Artisans at a workshop in a central Vietnamese province remain faithful to ancient bronze casting techniques and churn out fine-quality craft items. Hiep Thanh Workshop, located in Phu Vang District in Thua Thien-Hue Province, has long been known for traditional bronze products and instruments.
The facility runs on a family operation to ensure that products meet stringent technical requirements, and safeguard well-preserved production secrets.
Bronze casting comprises three phases, namely making molds, casting bronze into molds and cooling the items.
Items used for worshipping purposes such as incense burners and candle holders need more sophisticated phases, which include adding coatings of gold and silver and carvings to the articles, and polishing and dying them. This technically-demanding craft must be done by highly seasoned head artisans who grasp all the production phases like the back of their hand.
It also takes great creativity and an acute sense of esthetics to design and craft exquisite items.
Below are a series of photos by Ngo Cong Hoang showing the job.
These photos were one of the entries to Tuoi Tre (Youth) newspaper's year-long competition themed “Vietnam – Country – People" concluding in October last year.
Workers heat up molds and bury them in sandy soil before casting the melted bronze into them.
Molds are piled up and dried.
Two artisans file and polish coatings of gold and silver added to items for worshipping purposes.
An artisan works on the statue of Bodhisattva of Compassion.
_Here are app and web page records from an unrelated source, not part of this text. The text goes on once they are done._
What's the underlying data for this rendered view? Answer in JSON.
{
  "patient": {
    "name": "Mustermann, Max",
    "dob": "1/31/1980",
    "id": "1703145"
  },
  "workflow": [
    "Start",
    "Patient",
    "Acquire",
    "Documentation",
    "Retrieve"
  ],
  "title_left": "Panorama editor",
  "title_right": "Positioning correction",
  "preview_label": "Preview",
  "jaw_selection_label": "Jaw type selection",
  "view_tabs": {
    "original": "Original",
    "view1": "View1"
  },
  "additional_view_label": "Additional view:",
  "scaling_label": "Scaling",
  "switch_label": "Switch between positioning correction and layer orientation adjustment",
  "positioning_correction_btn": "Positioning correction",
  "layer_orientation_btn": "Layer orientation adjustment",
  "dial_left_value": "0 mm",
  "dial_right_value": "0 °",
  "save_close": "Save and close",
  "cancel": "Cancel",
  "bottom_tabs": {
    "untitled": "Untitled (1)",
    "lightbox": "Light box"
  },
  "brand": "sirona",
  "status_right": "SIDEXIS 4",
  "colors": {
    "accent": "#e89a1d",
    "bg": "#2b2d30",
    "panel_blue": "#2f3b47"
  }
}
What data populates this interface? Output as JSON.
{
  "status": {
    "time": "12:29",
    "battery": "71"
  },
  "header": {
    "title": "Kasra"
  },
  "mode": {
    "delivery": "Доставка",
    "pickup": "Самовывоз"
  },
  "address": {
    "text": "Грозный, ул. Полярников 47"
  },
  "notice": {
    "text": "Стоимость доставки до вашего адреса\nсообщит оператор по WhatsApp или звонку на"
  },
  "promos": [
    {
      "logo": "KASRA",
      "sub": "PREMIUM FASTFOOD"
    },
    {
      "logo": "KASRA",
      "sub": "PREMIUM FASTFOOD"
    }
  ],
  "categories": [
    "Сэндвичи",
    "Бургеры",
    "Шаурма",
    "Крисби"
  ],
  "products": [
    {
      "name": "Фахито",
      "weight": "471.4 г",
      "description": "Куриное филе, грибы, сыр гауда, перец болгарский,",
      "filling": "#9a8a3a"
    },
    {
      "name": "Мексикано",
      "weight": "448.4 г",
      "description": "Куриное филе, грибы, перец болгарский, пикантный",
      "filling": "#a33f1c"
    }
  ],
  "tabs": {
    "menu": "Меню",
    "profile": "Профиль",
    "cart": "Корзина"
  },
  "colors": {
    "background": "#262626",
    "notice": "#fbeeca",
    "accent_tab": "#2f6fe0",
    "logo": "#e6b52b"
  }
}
The final phase is inspecting products for flaws and polishing them before launching them in the market.